The three-game winning streak is their first in nearly six weeks and the sweep is the first of the year. Here are five things to know from Jae Day at AT&T Park … 

—- Hwang’s homer screamed out to left at 108 mph and traveled an estimated 417 feet. He hit 53 homers his last two seasons in the KBO. The power is legit, and that poke certainly earned him an extended look, even with Eduardo Nuñez due back Friday or Saturday. Hwang is the 17th Giant to have his first hit be a homer. Adam Duvall (2014) was the last one to do it. Among current Giants, Hwang joins Brandon Crawford (2011).
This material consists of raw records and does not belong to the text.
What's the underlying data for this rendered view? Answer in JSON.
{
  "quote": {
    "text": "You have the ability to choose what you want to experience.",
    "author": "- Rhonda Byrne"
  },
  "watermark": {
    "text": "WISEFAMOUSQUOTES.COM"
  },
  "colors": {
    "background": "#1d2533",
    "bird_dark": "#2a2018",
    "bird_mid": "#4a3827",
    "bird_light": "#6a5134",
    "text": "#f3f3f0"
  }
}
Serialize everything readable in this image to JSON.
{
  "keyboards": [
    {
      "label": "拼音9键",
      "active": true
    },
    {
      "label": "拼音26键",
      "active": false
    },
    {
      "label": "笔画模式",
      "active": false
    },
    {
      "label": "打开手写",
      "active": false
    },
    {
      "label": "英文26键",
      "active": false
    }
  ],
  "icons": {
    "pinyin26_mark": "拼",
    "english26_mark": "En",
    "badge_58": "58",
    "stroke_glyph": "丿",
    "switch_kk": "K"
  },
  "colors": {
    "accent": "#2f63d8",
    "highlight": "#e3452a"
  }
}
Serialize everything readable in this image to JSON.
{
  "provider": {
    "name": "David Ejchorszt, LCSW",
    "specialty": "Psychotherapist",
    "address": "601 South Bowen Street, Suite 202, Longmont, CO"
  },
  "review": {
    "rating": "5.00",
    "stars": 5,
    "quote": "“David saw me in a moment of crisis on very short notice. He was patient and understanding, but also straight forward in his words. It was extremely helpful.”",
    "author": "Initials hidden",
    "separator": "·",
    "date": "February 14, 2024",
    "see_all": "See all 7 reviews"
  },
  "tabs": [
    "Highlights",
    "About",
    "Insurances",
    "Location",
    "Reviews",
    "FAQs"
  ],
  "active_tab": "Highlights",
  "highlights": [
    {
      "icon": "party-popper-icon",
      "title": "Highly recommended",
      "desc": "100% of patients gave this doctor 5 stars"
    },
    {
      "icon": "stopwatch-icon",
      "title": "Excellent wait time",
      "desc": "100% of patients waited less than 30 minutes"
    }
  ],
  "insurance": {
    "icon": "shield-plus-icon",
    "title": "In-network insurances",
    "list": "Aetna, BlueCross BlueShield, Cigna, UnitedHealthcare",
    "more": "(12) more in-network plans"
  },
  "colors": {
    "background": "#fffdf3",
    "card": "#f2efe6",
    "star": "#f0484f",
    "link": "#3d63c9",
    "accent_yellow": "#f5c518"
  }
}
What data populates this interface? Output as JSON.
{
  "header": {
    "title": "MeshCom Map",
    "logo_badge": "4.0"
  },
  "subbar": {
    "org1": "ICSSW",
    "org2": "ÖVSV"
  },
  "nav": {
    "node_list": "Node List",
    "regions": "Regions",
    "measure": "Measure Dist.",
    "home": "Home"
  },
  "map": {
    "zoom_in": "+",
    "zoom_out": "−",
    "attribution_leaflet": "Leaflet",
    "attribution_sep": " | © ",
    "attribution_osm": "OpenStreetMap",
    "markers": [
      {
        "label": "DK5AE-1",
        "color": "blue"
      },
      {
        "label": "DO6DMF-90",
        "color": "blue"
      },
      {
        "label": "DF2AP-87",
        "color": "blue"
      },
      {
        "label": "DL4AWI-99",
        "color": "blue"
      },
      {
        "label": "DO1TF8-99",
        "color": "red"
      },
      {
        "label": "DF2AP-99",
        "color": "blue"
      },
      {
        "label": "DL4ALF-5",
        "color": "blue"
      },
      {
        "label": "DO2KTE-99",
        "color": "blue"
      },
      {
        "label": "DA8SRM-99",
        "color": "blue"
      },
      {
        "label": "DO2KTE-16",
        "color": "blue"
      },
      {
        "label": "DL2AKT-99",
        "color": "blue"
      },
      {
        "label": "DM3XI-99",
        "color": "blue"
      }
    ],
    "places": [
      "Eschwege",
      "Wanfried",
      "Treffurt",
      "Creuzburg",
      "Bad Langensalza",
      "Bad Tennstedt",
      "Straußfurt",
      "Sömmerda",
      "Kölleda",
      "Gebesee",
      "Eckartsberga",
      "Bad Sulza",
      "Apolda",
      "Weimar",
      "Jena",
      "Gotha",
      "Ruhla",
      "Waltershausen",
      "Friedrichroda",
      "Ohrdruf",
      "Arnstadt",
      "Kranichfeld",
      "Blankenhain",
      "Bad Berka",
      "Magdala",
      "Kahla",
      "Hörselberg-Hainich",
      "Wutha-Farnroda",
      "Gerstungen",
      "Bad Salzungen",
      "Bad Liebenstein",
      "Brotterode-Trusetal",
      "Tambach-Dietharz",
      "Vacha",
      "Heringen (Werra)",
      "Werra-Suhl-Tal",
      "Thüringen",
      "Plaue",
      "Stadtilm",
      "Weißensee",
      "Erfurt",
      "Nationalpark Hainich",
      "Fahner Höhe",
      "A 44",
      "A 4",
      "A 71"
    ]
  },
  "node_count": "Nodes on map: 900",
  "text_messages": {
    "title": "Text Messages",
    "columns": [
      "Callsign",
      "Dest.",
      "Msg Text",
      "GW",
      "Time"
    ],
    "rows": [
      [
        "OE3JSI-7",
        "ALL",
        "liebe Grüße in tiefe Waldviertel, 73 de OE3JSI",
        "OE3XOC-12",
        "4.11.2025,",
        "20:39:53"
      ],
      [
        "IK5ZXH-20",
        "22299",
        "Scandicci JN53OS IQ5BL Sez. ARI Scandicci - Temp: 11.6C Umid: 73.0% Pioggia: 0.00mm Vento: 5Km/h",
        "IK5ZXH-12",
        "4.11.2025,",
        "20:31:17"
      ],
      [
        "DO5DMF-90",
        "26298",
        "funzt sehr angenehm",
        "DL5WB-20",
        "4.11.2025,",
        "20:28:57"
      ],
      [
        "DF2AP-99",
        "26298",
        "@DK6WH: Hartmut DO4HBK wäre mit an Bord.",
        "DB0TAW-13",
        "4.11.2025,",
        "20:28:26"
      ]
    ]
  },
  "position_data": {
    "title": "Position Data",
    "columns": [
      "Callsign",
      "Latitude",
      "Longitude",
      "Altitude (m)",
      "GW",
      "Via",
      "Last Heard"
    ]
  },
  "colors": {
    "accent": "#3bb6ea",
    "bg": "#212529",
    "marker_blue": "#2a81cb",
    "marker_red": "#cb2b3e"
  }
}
—- Ty Blach faced some trouble early but managed to walk off with 6 1/3 innings under his belt and just one earned run. Blach was charged with two unearned runs, including one that came on his two-base throwing error. 

—- A day after Cory Gearrin got an at-bat, George Kontos was sent up with two outs in the bottom of the seventh. He fouled one pitch off before striking out. So many fans gave up on this season over the past six weeks, and then Gearrin and Kontos strolled to the plate in a span of 15 hours. This is the best game in the world. 

—- With Mark Melancon the DL and Sam Dyson in need of a day off, Bruce Bochy got creative. George Kontos carried the lead from the seventh to eighth, and Steven Okert took it from there until the ninth. Hunter Strickland entered with two outs in the ninth and got Ian Desmond to fly out. 

—- Austin Slater returned to the lineup and went 1 for 3 with an 11-pitch walk. It’s clear that Slater’s hip is still a little tight — he jogged on a grounder deep to the hole at short, and he certainly would have beaten that out a week ago. With the way Slater is hitting, though, no point in risking it.